“The likelihood of an Olympic boycott in 2022 is increasing day by day.”Natasha Kassam, Lowy Institute

With coronavirus cases across China still very low and a mass vaccination program currently under way, Beijing may be one of the best-positioned cities to host traditional Olympic Games, especially the Winter Games, which tend to have fewer people and fewer athletes than at participate in the summer games. With more than 21 million people in Beijing, which is a short bullet train ride from many venues, China also has a built-in audience – and 12 months to get vaccinated.

However, when comparing Beijing and Tokyo, the coronavirus situation in each Olympic host city should be considered.

Tokyo was the epicenter of the Japan outbreak, recording over a quarter of the country’s 420,000+ cases, according to Johns Hopkins University. Beijing, which was strictly closed in the early days of the pandemic, has officially only registered around 1,000 cases.

Timing is also an important factor. Vaccines weren’t in the game when the 2020 Tokyo Games were postponed, and Japan only started its vaccination program this week. The 2022 Olympics will take place at a time when many countries have had just enough time to vaccinate at least part of their populations.

While the prerequisites are in place for China to benefit from successful games as a propaganda victory for dealing with coronavirus and its authoritarian style of governance, the course of the pandemic remains unpredictable and too many variables remain, let alone variants of concrete predictions.
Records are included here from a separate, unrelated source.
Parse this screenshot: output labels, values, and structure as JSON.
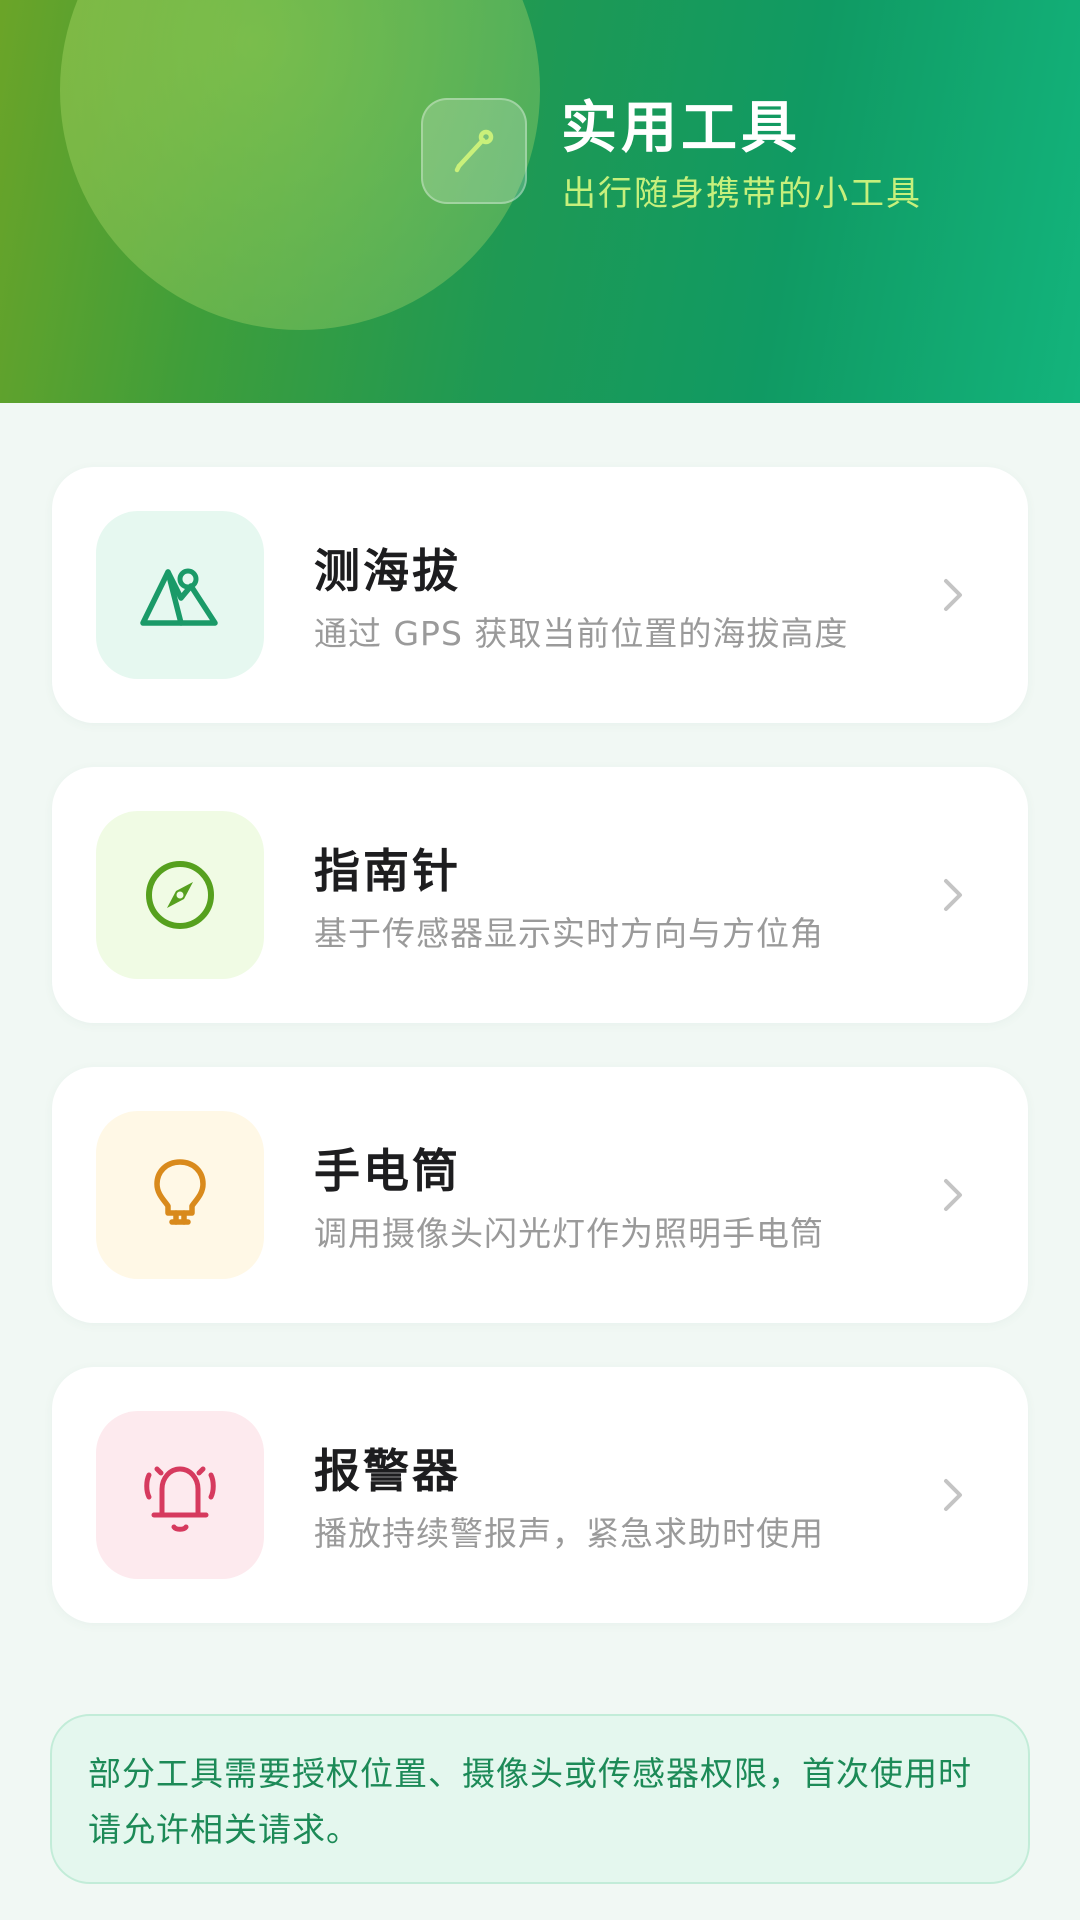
{
  "header": {
    "title": "实用工具",
    "subtitle": "出行随身携带的小工具",
    "icon": "pen-icon"
  },
  "tools": [
    {
      "title": "测海拔",
      "description": "通过 GPS 获取当前位置的海拔高度",
      "icon": "mountain-icon",
      "accent": "#1a9a68",
      "icon_bg": "#e6f8f0"
    },
    {
      "title": "指南针",
      "description": "基于传感器显示实时方向与方位角",
      "icon": "compass-icon",
      "accent": "#56a01e",
      "icon_bg": "#f0fbe4"
    },
    {
      "title": "手电筒",
      "description": "调用摄像头闪光灯作为照明手电筒",
      "icon": "lightbulb-icon",
      "accent": "#d98a1c",
      "icon_bg": "#fff8e6"
    },
    {
      "title": "报警器",
      "description": "播放持续警报声，紧急求助时使用",
      "icon": "bell-alarm-icon",
      "accent": "#d63a5e",
      "icon_bg": "#fdeaee"
    }
  ],
  "notice": {
    "text": "部分工具需要授权位置、摄像头或传感器权限，首次使用时请允许相关请求。"
  },
  "colors": {
    "brand_green": "#13a568",
    "subtitle_green": "#c6f07c",
    "notice_text": "#1c8a57",
    "notice_bg": "#e4f7ee",
    "page_bg": "#f1f8f4"
  }
}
And countries and companies can surprise experts by complying with their calls for boycotts.

In the end, China’s leaders can hope that, as in 2008, after much excitement leading up to the Beijing 2022 event, only successful games will be remembered – and not the controversy.

CNN’s Ben Westcott contributed to the coverage.